I would add to this that, often in your story, your main character is actually the “new kid” and can thus have things explained to her (and henceforth to the audience). This is especially true at the beginning of act two, when the main character has just passed over the “threshold”, as Christopher Vogel calls it, into the “new world”. In many “odyssey type” stories, the main character is now a total foreigner in a new and different world and must learn how to deal and prosper here, most often with the help of friends (and more often than not enemies). The main character oftentimes meets his/her love interest at this point – and/or what I call the mentor/motivating character – and that character can also serve to shed light on the rules of the new world and thus also inform the audience through dialogue about what is going on.
Sometimes the mentor/motivating character does this with the help of, yes, a bit of exposition. But this can also happen through action scenes, as we see the main character flounder and become flustered by this new world where the rules of her old world no longer apply. The late, famed Blake Snyder also called this the “fun and games” section of the story, where the scenes we see in the trailer of a movie come from – also where we can "have fun" paying off much of the premise of the movie. “Fun and games” means all those funny (or dramatic) moments where the main character is learning her way around in this new world, often tripping and falling on her face, much to the amusement of the audience.

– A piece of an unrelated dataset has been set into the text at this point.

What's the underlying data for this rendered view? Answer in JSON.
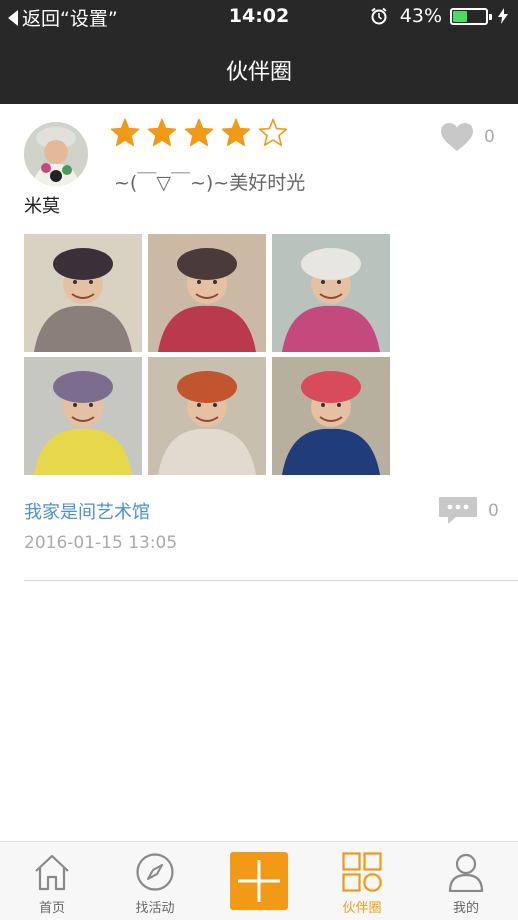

If you are writing a screenplay, you can look to dedicate at least ten to fifteen pages to this part of the story. Just remember: all this good stuff you can read in books on story structure and how to write screenplays shouldn’t depended on too much by writers, or it just becomes formula. Stick to a formula too closely, and your screenplay will come off as – you guessed it – formulaic. Isn’t it boring to sit in a theater, watching some big-budget blockbuster, and you know exactly what’s going to happen because the studio execs didn’t want to take any chances on veering from the tried and tested? On the other hand, make sure your scenes emerge organically. This will happen the more you practice writing.